The hiring of director David Fincher for the English-language adaptation of Stieg Larsson’s pulpy, often tawdry international bestseller is inspired. Very few filmmakers could simultaneously manage a production of this scale and bring to it such personal, unfussy finesse. Early scenes snow us with exposition and flashbacks, yet we get everything we need to, and even if we don’t it’s all quite compelling. There’s a great deal of ordinary work up on screen: googling, highlighting documents, scanning photos, thumbing through files, and all of it clips along like the tip-tapping of a crash cymbal. The mystery at the heart of this is genuinely interesting, the resolution pretty satisfying, but what animates The Girl With the Dragon Tattoo is the music of the mechanics of the investigation itself.

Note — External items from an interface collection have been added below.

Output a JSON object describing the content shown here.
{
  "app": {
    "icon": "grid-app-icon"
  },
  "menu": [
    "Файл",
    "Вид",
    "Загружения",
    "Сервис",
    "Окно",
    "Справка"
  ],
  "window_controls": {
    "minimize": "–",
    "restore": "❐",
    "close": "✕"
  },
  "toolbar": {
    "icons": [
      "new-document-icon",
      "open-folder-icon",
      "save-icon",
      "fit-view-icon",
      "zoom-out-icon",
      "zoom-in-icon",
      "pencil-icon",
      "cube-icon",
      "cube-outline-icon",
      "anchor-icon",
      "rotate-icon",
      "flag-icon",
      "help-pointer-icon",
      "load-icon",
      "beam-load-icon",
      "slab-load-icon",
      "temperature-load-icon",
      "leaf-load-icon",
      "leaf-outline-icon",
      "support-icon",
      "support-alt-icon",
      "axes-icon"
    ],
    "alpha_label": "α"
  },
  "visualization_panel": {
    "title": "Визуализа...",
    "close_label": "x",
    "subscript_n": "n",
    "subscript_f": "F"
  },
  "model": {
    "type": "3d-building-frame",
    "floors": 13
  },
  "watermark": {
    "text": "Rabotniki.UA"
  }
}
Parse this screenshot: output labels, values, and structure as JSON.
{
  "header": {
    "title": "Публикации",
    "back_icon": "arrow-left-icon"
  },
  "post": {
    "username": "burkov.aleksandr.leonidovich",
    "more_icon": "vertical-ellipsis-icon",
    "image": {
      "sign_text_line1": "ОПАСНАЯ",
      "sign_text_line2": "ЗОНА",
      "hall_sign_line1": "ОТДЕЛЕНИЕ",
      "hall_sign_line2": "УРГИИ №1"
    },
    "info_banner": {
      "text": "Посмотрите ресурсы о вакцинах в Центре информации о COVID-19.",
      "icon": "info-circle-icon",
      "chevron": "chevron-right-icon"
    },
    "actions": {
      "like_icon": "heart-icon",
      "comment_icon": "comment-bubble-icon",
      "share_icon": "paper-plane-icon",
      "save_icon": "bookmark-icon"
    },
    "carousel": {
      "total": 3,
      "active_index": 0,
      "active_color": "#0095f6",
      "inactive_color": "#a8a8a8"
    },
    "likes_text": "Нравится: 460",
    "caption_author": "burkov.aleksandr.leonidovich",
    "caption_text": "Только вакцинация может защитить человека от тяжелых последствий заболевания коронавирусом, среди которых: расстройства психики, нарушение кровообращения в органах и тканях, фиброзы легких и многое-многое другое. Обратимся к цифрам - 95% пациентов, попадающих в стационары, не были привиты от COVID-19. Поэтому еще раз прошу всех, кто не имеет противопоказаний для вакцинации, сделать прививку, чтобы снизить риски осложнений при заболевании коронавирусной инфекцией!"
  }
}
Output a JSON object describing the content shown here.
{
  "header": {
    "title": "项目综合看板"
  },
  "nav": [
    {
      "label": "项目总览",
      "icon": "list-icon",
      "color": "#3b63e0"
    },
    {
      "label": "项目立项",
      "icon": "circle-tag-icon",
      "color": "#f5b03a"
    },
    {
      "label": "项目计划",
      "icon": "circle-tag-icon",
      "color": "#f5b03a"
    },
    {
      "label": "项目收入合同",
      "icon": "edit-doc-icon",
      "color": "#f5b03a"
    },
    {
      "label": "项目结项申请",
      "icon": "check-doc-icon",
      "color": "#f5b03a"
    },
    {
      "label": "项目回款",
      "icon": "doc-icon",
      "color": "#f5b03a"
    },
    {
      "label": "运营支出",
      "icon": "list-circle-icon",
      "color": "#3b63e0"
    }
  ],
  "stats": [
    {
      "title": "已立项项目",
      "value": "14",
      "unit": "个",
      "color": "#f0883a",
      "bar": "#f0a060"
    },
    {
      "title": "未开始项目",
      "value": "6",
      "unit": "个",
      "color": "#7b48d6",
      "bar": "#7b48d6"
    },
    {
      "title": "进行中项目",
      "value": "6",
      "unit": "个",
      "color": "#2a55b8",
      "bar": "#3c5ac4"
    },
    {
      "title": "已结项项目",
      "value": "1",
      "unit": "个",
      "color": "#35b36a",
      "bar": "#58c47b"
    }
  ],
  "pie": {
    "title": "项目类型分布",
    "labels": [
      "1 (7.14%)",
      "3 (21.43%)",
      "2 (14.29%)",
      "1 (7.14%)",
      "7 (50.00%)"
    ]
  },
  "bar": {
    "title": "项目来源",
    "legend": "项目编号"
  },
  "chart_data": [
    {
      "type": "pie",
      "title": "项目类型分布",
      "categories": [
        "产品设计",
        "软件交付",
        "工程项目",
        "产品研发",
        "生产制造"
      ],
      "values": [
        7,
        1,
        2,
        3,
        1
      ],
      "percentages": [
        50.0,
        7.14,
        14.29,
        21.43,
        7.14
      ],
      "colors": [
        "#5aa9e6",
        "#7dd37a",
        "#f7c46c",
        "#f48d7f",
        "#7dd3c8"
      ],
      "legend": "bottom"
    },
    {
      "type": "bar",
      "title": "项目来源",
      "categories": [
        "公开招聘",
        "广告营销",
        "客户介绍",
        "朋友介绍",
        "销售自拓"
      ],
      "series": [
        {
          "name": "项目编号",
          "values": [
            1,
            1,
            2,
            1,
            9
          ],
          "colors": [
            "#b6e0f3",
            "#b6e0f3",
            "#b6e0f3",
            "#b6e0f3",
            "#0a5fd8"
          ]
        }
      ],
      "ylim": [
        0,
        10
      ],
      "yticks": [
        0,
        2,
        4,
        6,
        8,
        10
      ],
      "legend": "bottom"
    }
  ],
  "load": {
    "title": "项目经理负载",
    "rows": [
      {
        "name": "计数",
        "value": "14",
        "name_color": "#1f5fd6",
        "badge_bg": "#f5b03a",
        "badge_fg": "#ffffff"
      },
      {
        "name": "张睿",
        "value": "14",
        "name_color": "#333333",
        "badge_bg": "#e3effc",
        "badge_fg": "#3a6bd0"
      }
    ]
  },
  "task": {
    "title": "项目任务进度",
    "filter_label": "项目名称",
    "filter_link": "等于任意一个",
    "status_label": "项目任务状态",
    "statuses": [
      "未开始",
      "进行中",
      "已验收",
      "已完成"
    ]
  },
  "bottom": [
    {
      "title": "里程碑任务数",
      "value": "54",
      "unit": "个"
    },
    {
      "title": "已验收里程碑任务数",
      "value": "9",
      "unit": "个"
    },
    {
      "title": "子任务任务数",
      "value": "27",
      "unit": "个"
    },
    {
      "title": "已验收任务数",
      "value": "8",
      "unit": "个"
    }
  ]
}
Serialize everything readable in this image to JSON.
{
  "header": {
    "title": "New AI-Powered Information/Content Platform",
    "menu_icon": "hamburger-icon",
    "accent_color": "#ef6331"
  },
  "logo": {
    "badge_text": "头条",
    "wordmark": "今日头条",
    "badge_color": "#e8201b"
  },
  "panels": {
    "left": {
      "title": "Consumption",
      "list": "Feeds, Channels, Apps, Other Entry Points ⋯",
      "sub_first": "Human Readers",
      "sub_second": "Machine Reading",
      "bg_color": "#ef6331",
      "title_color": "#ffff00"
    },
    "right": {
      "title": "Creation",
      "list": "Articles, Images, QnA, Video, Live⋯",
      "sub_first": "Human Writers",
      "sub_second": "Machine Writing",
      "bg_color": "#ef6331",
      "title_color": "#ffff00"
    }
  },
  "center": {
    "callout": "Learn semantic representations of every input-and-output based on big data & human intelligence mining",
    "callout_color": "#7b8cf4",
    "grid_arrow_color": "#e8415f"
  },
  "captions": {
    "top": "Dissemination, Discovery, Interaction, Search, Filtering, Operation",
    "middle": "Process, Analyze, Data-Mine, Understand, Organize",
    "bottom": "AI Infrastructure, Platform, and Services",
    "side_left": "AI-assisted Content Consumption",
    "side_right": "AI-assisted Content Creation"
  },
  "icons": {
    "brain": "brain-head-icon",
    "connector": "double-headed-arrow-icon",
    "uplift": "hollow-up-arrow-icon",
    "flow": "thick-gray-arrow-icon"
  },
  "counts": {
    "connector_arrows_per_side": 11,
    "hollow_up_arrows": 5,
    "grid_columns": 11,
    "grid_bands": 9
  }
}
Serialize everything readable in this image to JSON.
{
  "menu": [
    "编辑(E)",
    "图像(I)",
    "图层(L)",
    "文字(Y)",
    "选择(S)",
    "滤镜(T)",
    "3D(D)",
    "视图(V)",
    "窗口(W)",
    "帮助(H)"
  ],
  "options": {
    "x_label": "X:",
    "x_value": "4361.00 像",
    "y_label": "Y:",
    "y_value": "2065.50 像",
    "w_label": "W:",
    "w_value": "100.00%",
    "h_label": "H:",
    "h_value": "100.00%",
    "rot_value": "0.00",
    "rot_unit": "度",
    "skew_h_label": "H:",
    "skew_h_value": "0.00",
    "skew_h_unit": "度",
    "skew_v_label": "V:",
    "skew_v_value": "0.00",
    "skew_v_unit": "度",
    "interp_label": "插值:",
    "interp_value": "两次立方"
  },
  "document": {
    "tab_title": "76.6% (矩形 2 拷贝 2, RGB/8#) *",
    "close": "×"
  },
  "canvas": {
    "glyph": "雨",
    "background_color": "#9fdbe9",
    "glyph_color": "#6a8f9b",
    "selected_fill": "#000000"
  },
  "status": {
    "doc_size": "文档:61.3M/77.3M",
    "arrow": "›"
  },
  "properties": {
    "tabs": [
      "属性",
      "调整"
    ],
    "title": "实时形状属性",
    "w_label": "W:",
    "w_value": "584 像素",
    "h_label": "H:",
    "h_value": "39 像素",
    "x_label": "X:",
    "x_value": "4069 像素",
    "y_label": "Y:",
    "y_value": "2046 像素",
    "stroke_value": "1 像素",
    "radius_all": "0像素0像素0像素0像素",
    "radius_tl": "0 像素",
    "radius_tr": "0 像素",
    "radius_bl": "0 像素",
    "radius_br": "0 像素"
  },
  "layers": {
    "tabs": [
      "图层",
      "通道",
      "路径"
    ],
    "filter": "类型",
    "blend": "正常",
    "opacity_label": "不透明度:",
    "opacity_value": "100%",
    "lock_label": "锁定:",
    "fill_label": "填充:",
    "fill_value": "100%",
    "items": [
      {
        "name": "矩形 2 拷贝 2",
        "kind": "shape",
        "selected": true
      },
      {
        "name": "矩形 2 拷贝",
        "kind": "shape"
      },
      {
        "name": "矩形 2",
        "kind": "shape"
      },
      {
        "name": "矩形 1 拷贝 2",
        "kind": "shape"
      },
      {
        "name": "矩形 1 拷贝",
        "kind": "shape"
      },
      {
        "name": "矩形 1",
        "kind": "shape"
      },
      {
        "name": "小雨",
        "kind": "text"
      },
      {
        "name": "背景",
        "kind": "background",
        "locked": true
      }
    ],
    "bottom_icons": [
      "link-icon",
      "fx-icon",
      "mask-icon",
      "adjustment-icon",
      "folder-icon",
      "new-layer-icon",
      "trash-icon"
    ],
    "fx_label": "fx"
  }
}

Fincher’s work underwent a seismic breakthrough with 2007’s Zodiac—a mystery that doesn’t even have a resolution!—and this new film takes its cues from that film, as well as 2010’s The Social Network. All these films are on the long side, all of them crammed with plot, all of them hugely dependent on pace, rhythm, dynamics, adrenaline. Dragon Tattoo isn’t the deepest thing Fincher’s made (its serial killer’s gimmicky showmanship mirrors one of the corniest/most shamelessly lurid elements of 1995’s Se7en) by it’s as engrossing as his best work. Even after two-and-a-half exhausting hours, I found myself eager to come back and see what Fincher and his cohorts do with the next installment of the trilogy.